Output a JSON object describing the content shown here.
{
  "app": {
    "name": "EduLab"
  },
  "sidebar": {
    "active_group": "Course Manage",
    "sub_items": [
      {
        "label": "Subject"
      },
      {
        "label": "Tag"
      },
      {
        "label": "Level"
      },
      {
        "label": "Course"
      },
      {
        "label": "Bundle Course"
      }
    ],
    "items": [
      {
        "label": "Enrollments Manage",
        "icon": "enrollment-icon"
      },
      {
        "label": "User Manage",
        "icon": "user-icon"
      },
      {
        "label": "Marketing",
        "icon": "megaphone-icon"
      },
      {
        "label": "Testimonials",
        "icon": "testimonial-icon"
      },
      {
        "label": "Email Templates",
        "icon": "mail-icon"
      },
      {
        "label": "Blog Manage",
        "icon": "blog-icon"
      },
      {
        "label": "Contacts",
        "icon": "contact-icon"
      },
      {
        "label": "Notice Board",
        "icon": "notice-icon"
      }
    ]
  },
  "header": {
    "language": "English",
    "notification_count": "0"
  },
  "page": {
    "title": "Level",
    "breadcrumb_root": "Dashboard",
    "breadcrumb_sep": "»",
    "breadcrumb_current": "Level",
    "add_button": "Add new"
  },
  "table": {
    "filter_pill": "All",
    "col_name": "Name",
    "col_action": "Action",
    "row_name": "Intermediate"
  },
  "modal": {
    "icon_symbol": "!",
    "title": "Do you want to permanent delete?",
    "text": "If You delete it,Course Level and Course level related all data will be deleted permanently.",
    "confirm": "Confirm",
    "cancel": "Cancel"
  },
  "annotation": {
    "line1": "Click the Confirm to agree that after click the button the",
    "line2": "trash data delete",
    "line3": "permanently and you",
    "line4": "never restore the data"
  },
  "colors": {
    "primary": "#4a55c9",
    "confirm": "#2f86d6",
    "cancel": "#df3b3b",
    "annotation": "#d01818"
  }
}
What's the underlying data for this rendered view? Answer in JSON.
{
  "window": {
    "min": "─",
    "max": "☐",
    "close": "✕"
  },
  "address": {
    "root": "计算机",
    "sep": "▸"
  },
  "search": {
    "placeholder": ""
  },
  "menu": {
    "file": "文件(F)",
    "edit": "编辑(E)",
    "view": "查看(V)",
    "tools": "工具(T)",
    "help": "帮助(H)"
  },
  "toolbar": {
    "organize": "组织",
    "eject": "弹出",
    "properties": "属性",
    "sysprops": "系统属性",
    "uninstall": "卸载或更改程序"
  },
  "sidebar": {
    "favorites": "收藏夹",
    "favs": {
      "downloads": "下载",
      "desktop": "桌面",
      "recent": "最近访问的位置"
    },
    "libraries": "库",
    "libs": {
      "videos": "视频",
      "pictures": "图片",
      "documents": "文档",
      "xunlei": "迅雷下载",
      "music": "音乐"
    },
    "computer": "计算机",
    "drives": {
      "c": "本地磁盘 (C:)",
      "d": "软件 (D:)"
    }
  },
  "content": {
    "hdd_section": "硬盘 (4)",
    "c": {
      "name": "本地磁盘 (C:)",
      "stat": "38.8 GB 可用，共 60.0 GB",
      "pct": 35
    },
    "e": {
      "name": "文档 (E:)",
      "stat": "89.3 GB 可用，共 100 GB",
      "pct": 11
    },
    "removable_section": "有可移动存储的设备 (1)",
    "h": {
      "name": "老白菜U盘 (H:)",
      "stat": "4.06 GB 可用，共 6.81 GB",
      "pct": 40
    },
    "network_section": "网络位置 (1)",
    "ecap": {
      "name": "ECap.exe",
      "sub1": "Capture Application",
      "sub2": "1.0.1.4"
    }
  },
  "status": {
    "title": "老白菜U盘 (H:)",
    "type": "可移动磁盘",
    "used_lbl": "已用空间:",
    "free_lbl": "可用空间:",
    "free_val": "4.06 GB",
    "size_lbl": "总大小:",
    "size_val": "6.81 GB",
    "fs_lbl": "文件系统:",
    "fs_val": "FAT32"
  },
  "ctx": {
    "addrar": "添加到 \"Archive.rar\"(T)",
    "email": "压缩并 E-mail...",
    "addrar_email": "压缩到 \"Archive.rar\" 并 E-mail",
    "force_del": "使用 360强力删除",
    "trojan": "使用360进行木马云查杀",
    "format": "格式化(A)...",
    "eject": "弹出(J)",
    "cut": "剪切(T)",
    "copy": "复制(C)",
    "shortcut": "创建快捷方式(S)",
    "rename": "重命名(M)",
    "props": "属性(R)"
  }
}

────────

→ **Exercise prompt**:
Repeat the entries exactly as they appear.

→ **Expected answer**:
Output a JSON object describing the content shown here.
{
  "app": {
    "name": "EduLab"
  },
  "sidebar": {
    "active_group": "Course Manage",
    "sub_items": [
      {
        "label": "Subject"
      },
      {
        "label": "Tag"
      },
      {
        "label": "Level"
      },
      {
        "label": "Course"
      },
      {
        "label": "Bundle Course"
      }
    ],
    "items": [
      {
        "label": "Enrollments Manage",
        "icon": "enrollment-icon"
      },
      {
        "label": "User Manage",
        "icon": "user-icon"
      },
      {
        "label": "Marketing",
        "icon": "megaphone-icon"
      },
      {
        "label": "Testimonials",
        "icon": "testimonial-icon"
      },
      {
        "label": "Email Templates",
        "icon": "mail-icon"
      },
      {
        "label": "Blog Manage",
        "icon": "blog-icon"
      },
      {
        "label": "Contacts",
        "icon": "contact-icon"
      },
      {
        "label": "Notice Board",
        "icon": "notice-icon"
      }
    ]
  },
  "header": {
    "language": "English",
    "notification_count": "0"
  },
  "page": {
    "title": "Level",
    "breadcrumb_root": "Dashboard",
    "breadcrumb_sep": "»",
    "breadcrumb_current": "Level",
    "add_button": "Add new"
  },
  "table": {
    "filter_pill": "All",
    "col_name": "Name",
    "col_action": "Action",
    "row_name": "Intermediate"
  },
  "modal": {
    "icon_symbol": "!",
    "title": "Do you want to permanent delete?",
    "text": "If You delete it,Course Level and Course level related all data will be deleted permanently.",
    "confirm": "Confirm",
    "cancel": "Cancel"
  },
  "annotation": {
    "line1": "Click the Confirm to agree that after click the button the",
    "line2": "trash data delete",
    "line3": "permanently and you",
    "line4": "never restore the data"
  },
  "colors": {
    "primary": "#4a55c9",
    "confirm": "#2f86d6",
    "cancel": "#df3b3b",
    "annotation": "#d01818"
  }
}
What's the underlying data for this rendered view? Answer in JSON.
{
  "window": {
    "min": "─",
    "max": "☐",
    "close": "✕"
  },
  "address": {
    "root": "计算机",
    "sep": "▸"
  },
  "search": {
    "placeholder": ""
  },
  "menu": {
    "file": "文件(F)",
    "edit": "编辑(E)",
    "view": "查看(V)",
    "tools": "工具(T)",
    "help": "帮助(H)"
  },
  "toolbar": {
    "organize": "组织",
    "eject": "弹出",
    "properties": "属性",
    "sysprops": "系统属性",
    "uninstall": "卸载或更改程序"
  },
  "sidebar": {
    "favorites": "收藏夹",
    "favs": {
      "downloads": "下载",
      "desktop": "桌面",
      "recent": "最近访问的位置"
    },
    "libraries": "库",
    "libs": {
      "videos": "视频",
      "pictures": "图片",
      "documents": "文档",
      "xunlei": "迅雷下载",
      "music": "音乐"
    },
    "computer": "计算机",
    "drives": {
      "c": "本地磁盘 (C:)",
      "d": "软件 (D:)"
    }
  },
  "content": {
    "hdd_section": "硬盘 (4)",
    "c": {
      "name": "本地磁盘 (C:)",
      "stat": "38.8 GB 可用，共 60.0 GB",
      "pct": 35
    },
    "e": {
      "name": "文档 (E:)",
      "stat": "89.3 GB 可用，共 100 GB",
      "pct": 11
    },
    "removable_section": "有可移动存储的设备 (1)",
    "h": {
      "name": "老白菜U盘 (H:)",
      "stat": "4.06 GB 可用，共 6.81 GB",
      "pct": 40
    },
    "network_section": "网络位置 (1)",
    "ecap": {
      "name": "ECap.exe",
      "sub1": "Capture Application",
      "sub2": "1.0.1.4"
    }
  },
  "status": {
    "title": "老白菜U盘 (H:)",
    "type": "可移动磁盘",
    "used_lbl": "已用空间:",
    "free_lbl": "可用空间:",
    "free_val": "4.06 GB",
    "size_lbl": "总大小:",
    "size_val": "6.81 GB",
    "fs_lbl": "文件系统:",
    "fs_val": "FAT32"
  },
  "ctx": {
    "addrar": "添加到 \"Archive.rar\"(T)",
    "email": "压缩并 E-mail...",
    "addrar_email": "压缩到 \"Archive.rar\" 并 E-mail",
    "force_del": "使用 360强力删除",
    "trojan": "使用360进行木马云查杀",
    "format": "格式化(A)...",
    "eject": "弹出(J)",
    "cut": "剪切(T)",
    "copy": "复制(C)",
    "shortcut": "创建快捷方式(S)",
    "rename": "重命名(M)",
    "props": "属性(R)"
  }
}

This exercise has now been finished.